Copies of all lines containing the string "content" are needed from the data below.

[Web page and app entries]
┌──
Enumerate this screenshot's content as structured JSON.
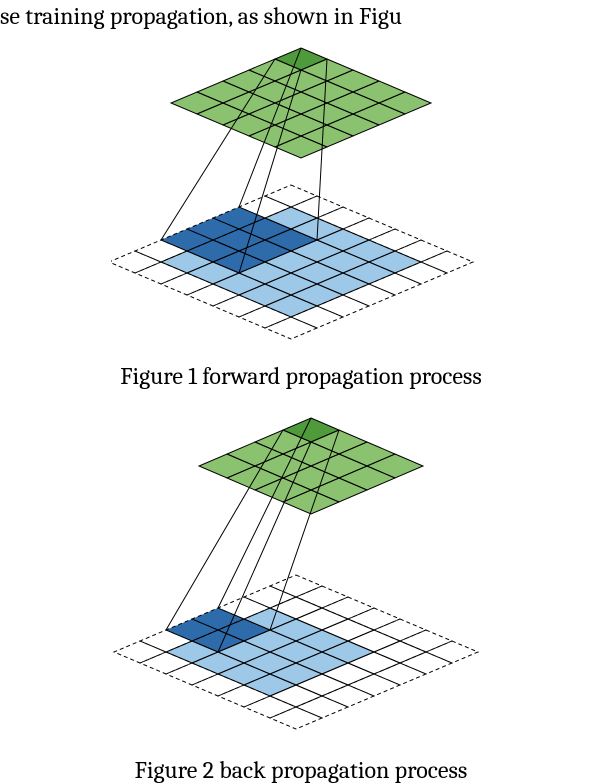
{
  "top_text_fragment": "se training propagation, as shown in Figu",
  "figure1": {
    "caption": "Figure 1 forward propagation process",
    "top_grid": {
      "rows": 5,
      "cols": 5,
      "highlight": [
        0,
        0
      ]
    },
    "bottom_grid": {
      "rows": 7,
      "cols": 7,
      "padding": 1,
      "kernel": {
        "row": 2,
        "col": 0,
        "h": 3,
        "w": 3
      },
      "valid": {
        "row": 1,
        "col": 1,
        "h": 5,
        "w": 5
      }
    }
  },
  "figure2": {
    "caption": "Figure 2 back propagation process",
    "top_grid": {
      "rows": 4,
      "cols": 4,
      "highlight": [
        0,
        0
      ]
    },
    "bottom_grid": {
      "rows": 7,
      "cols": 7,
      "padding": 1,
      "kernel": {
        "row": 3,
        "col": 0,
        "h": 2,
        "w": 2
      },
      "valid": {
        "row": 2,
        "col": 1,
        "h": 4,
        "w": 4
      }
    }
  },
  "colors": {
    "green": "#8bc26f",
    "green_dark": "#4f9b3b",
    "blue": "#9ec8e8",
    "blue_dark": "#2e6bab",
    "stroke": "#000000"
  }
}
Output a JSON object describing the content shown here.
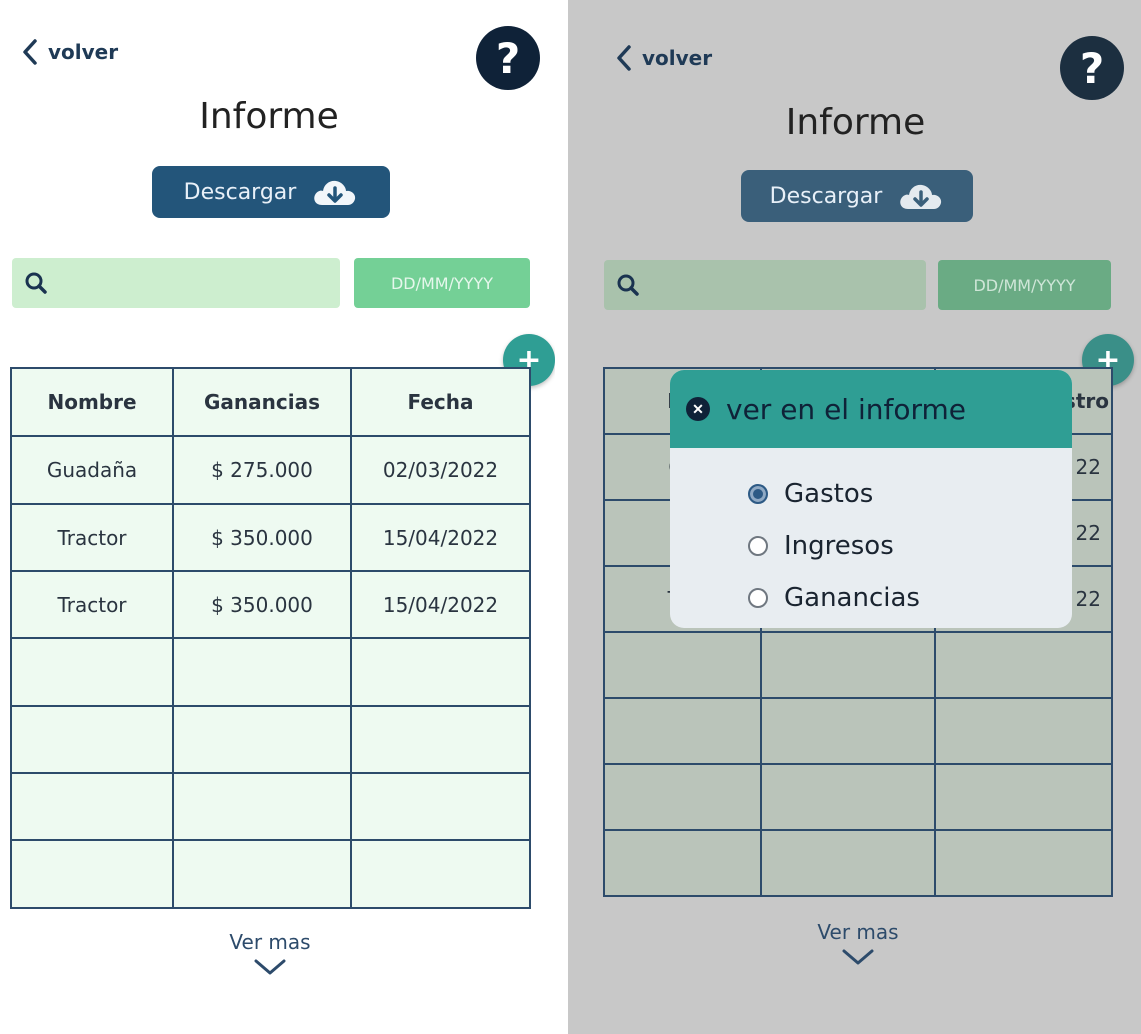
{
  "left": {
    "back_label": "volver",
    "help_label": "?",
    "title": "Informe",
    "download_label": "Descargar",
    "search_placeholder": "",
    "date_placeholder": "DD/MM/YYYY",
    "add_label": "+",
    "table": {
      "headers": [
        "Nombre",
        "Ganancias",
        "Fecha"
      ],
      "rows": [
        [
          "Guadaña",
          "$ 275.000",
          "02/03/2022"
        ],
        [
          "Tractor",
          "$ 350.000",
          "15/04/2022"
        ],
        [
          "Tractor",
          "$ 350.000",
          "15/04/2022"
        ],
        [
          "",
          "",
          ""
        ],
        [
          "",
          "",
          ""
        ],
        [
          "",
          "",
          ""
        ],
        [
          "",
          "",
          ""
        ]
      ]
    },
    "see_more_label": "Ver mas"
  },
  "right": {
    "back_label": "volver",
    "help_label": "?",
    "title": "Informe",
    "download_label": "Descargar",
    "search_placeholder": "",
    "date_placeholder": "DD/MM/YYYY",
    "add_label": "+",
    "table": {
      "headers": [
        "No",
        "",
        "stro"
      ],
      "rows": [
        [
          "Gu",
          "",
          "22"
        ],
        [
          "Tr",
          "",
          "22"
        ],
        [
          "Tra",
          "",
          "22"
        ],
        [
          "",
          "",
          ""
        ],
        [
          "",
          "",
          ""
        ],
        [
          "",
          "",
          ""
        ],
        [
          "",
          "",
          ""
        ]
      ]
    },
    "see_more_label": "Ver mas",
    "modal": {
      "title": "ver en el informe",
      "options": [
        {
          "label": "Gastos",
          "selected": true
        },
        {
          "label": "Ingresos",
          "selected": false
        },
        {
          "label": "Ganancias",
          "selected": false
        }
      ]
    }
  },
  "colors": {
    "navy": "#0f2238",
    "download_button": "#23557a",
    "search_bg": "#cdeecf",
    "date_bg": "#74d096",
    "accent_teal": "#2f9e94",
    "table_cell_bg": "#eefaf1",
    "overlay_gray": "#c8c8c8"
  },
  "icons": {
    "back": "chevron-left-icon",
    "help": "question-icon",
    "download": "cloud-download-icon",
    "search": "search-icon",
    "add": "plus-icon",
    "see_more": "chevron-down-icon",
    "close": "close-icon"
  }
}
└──
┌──
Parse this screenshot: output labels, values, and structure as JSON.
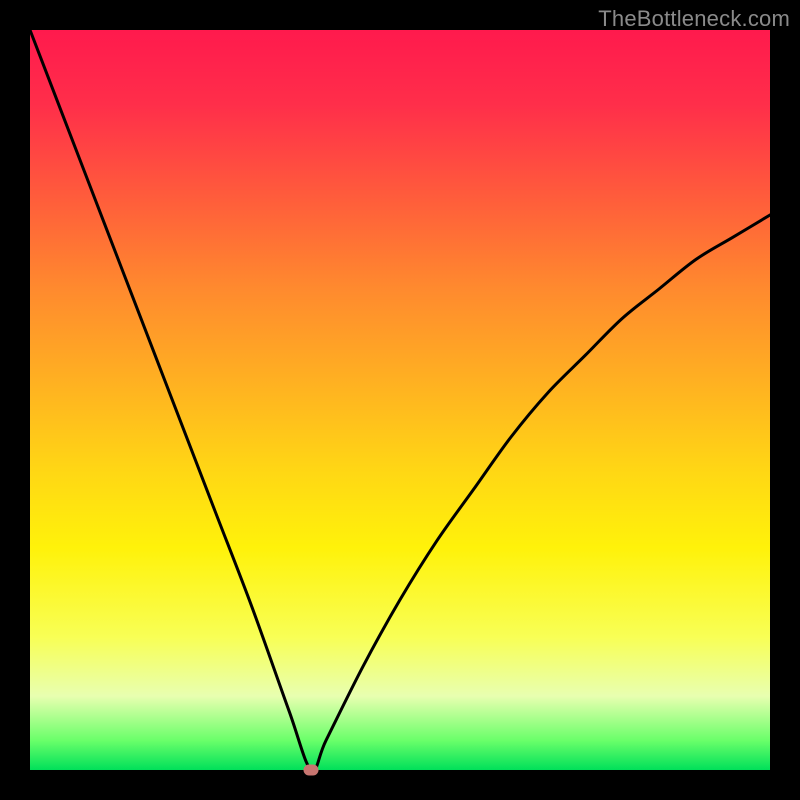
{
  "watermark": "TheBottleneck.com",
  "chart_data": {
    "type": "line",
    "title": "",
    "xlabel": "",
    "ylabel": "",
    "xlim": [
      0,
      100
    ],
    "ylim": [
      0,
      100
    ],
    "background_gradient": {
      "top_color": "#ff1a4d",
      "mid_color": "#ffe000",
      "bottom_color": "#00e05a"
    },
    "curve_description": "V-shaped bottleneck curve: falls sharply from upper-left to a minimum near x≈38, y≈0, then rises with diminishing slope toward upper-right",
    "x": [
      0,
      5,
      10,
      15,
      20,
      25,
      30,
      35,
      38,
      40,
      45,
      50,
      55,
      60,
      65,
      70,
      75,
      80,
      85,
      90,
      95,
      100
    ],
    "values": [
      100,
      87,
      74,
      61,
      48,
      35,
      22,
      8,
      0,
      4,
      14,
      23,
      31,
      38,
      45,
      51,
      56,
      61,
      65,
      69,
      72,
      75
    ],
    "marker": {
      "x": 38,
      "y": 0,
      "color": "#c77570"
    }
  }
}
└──
▶ _Expected answer_
Enumerate this screenshot's content as structured JSON.
Output a JSON object describing the content shown here.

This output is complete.